[Start of section]

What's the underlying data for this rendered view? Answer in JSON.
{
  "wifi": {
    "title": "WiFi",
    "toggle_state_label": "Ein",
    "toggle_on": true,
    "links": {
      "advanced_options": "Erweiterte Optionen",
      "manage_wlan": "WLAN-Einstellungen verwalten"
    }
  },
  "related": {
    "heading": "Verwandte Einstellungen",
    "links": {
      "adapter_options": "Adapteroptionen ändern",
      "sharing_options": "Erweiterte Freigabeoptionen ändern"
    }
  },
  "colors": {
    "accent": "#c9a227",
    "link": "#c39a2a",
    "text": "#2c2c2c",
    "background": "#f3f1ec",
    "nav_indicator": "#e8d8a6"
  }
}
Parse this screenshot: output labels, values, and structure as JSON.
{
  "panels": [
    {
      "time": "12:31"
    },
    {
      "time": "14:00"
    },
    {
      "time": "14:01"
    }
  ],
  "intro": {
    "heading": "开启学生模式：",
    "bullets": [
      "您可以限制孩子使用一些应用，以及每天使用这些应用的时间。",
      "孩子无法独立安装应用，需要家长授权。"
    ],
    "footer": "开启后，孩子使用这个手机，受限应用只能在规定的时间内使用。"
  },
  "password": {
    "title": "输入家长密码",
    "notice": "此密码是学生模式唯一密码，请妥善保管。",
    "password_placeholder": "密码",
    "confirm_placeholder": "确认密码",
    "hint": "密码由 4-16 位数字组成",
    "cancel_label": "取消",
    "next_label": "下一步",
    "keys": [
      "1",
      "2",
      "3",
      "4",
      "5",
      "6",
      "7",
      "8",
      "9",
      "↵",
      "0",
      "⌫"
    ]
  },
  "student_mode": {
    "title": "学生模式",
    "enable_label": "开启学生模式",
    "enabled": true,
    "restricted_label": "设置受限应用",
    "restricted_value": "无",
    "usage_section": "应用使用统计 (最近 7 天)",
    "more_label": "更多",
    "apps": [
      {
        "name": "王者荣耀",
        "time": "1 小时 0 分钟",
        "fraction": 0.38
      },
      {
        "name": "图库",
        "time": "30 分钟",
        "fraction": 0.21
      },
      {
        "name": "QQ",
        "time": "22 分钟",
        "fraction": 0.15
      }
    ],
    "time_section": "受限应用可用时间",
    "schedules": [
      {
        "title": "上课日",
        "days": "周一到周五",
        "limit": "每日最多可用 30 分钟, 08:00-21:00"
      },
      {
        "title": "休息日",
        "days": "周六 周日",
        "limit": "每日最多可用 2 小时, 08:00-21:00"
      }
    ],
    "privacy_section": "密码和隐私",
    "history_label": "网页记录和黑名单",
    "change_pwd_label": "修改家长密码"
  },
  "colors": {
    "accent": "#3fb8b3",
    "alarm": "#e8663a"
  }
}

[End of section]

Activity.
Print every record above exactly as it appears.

Expected answer.
What's the underlying data for this rendered view? Answer in JSON.
{
  "wifi": {
    "title": "WiFi",
    "toggle_state_label": "Ein",
    "toggle_on": true,
    "links": {
      "advanced_options": "Erweiterte Optionen",
      "manage_wlan": "WLAN-Einstellungen verwalten"
    }
  },
  "related": {
    "heading": "Verwandte Einstellungen",
    "links": {
      "adapter_options": "Adapteroptionen ändern",
      "sharing_options": "Erweiterte Freigabeoptionen ändern"
    }
  },
  "colors": {
    "accent": "#c9a227",
    "link": "#c39a2a",
    "text": "#2c2c2c",
    "background": "#f3f1ec",
    "nav_indicator": "#e8d8a6"
  }
}
Parse this screenshot: output labels, values, and structure as JSON.
{
  "panels": [
    {
      "time": "12:31"
    },
    {
      "time": "14:00"
    },
    {
      "time": "14:01"
    }
  ],
  "intro": {
    "heading": "开启学生模式：",
    "bullets": [
      "您可以限制孩子使用一些应用，以及每天使用这些应用的时间。",
      "孩子无法独立安装应用，需要家长授权。"
    ],
    "footer": "开启后，孩子使用这个手机，受限应用只能在规定的时间内使用。"
  },
  "password": {
    "title": "输入家长密码",
    "notice": "此密码是学生模式唯一密码，请妥善保管。",
    "password_placeholder": "密码",
    "confirm_placeholder": "确认密码",
    "hint": "密码由 4-16 位数字组成",
    "cancel_label": "取消",
    "next_label": "下一步",
    "keys": [
      "1",
      "2",
      "3",
      "4",
      "5",
      "6",
      "7",
      "8",
      "9",
      "↵",
      "0",
      "⌫"
    ]
  },
  "student_mode": {
    "title": "学生模式",
    "enable_label": "开启学生模式",
    "enabled": true,
    "restricted_label": "设置受限应用",
    "restricted_value": "无",
    "usage_section": "应用使用统计 (最近 7 天)",
    "more_label": "更多",
    "apps": [
      {
        "name": "王者荣耀",
        "time": "1 小时 0 分钟",
        "fraction": 0.38
      },
      {
        "name": "图库",
        "time": "30 分钟",
        "fraction": 0.21
      },
      {
        "name": "QQ",
        "time": "22 分钟",
        "fraction": 0.15
      }
    ],
    "time_section": "受限应用可用时间",
    "schedules": [
      {
        "title": "上课日",
        "days": "周一到周五",
        "limit": "每日最多可用 30 分钟, 08:00-21:00"
      },
      {
        "title": "休息日",
        "days": "周六 周日",
        "limit": "每日最多可用 2 小时, 08:00-21:00"
      }
    ],
    "privacy_section": "密码和隐私",
    "history_label": "网页记录和黑名单",
    "change_pwd_label": "修改家长密码"
  },
  "colors": {
    "accent": "#3fb8b3",
    "alarm": "#e8663a"
  }
}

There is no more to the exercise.